• # question_answer A 0.60 g sample consisting of only ${{\operatorname{CaC}}_{2}}{{O}_{4}}$and $Mg{{C}_{2}}{{O}_{4}}$ is heated at $500{}^\circ C$, converting the two salts to ${{\operatorname{CaCO}}_{3}}$, and $MgC{{O}_{3}}$. The sample then weighs 0.465 g. If the sample had been heated to$900{}^\circ C$, where the products are $CaO$ and $MgO$. What would the mixtures of oxides have weighed? A) 0.12g B) 0.21 g C) 0.252g D) 0.3 g

 Let $x$g is mass of ${{\operatorname{CaC}}_{2}}{{O}_{4}}$and$\left( 0.6-x \right)$g mass of ${{\operatorname{MgC}}_{2}}{{O}_{4}}.$ ${{\operatorname{CaC}}_{2}}{{O}_{4}}\xrightarrow{\Delta }CaC{{O}_{3}}+C{{O}_{2}}$ ${{\operatorname{MgC}}_{2}}{{O}_{4}}\xrightarrow{\Delta }{{\operatorname{MgCO}}_{3}}+C{{O}_{2}}$ Mass of ${{\operatorname{CaCO}}_{3}}$ produced $=\frac{x}{128}\times 100$

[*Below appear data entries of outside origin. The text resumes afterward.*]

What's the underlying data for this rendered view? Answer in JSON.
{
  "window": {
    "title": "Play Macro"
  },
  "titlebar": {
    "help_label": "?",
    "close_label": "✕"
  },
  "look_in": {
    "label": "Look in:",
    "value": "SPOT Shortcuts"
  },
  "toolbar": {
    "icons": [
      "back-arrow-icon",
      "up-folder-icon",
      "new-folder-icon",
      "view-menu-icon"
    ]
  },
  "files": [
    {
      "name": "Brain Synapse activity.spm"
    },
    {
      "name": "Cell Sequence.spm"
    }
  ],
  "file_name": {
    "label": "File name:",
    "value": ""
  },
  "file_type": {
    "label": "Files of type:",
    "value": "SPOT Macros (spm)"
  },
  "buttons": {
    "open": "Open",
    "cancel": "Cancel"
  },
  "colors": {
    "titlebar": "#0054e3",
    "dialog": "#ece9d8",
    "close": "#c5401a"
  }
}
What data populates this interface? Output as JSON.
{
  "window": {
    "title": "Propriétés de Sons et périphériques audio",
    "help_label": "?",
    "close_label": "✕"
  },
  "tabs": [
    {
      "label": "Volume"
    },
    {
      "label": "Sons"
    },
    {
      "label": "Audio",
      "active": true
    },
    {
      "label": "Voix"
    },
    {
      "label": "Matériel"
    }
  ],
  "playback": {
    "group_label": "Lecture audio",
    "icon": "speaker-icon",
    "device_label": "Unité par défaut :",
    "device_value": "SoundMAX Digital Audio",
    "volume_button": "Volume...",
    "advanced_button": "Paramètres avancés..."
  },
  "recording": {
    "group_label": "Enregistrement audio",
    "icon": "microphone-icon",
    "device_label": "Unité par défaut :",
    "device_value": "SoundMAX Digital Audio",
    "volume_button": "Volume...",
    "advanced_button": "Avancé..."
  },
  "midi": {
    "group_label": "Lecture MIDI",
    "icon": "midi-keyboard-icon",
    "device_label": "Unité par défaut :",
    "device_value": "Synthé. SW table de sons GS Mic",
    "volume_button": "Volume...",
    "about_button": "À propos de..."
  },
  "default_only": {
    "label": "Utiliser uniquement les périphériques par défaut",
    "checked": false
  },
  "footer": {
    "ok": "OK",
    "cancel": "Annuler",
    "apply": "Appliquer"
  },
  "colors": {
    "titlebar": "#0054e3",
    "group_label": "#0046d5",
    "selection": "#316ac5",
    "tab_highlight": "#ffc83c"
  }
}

 Mass of ${{\operatorname{MgCO}}_{3}}$produced $=\frac{\left( 0.6-x \right)}{112}\times 84$ $\therefore \,\,\,\frac{x}{128}\times 100+\frac{\left( 0.6-x \right)}{112}\times 84=0.465$ $x=0.48g$ On further heating, ${{\operatorname{CaCO}}_{3}}\xrightarrow{\Delta }\operatorname{CaO}+C{{O}_{2}}$ ${{\operatorname{MgCO}}_{3}}\xrightarrow{\Delta }\overset{\frac{x}{128}}{\mathop{\underset{\left( \frac{0.6-x}{112} \right)}{\mathop{\operatorname{Mg}}}\,}}\,O+C{{O}_{2}}$ Mass of CaO b=and MgO produced$=\frac{0.48}{128}\times 56+\frac{0.12}{112}\times 40=0.252\operatorname{g}$